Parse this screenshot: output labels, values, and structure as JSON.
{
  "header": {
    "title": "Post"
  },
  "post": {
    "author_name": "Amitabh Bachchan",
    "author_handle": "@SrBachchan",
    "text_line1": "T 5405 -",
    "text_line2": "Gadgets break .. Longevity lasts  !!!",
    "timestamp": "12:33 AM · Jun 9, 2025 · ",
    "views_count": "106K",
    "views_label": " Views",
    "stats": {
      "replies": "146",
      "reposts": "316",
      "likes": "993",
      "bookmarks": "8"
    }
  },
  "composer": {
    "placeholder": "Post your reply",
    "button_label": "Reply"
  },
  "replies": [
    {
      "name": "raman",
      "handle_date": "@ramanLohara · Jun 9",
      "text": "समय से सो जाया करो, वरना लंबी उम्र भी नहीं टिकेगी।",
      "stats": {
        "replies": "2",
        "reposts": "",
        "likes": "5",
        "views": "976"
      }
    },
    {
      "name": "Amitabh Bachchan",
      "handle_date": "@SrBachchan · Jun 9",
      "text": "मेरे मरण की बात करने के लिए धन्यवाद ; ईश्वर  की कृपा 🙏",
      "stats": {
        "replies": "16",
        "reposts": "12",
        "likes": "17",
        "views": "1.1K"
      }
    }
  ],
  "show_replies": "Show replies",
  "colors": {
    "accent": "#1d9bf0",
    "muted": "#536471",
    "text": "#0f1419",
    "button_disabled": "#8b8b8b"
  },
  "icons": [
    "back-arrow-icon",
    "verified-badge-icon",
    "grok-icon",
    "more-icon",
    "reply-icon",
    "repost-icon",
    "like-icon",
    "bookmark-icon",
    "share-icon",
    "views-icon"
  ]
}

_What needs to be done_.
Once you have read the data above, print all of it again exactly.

_Answer box_.
Parse this screenshot: output labels, values, and structure as JSON.
{
  "header": {
    "title": "Post"
  },
  "post": {
    "author_name": "Amitabh Bachchan",
    "author_handle": "@SrBachchan",
    "text_line1": "T 5405 -",
    "text_line2": "Gadgets break .. Longevity lasts  !!!",
    "timestamp": "12:33 AM · Jun 9, 2025 · ",
    "views_count": "106K",
    "views_label": " Views",
    "stats": {
      "replies": "146",
      "reposts": "316",
      "likes": "993",
      "bookmarks": "8"
    }
  },
  "composer": {
    "placeholder": "Post your reply",
    "button_label": "Reply"
  },
  "replies": [
    {
      "name": "raman",
      "handle_date": "@ramanLohara · Jun 9",
      "text": "समय से सो जाया करो, वरना लंबी उम्र भी नहीं टिकेगी।",
      "stats": {
        "replies": "2",
        "reposts": "",
        "likes": "5",
        "views": "976"
      }
    },
    {
      "name": "Amitabh Bachchan",
      "handle_date": "@SrBachchan · Jun 9",
      "text": "मेरे मरण की बात करने के लिए धन्यवाद ; ईश्वर  की कृपा 🙏",
      "stats": {
        "replies": "16",
        "reposts": "12",
        "likes": "17",
        "views": "1.1K"
      }
    }
  ],
  "show_replies": "Show replies",
  "colors": {
    "accent": "#1d9bf0",
    "muted": "#536471",
    "text": "#0f1419",
    "button_disabled": "#8b8b8b"
  },
  "icons": [
    "back-arrow-icon",
    "verified-badge-icon",
    "grok-icon",
    "more-icon",
    "reply-icon",
    "repost-icon",
    "like-icon",
    "bookmark-icon",
    "share-icon",
    "views-icon"
  ]
}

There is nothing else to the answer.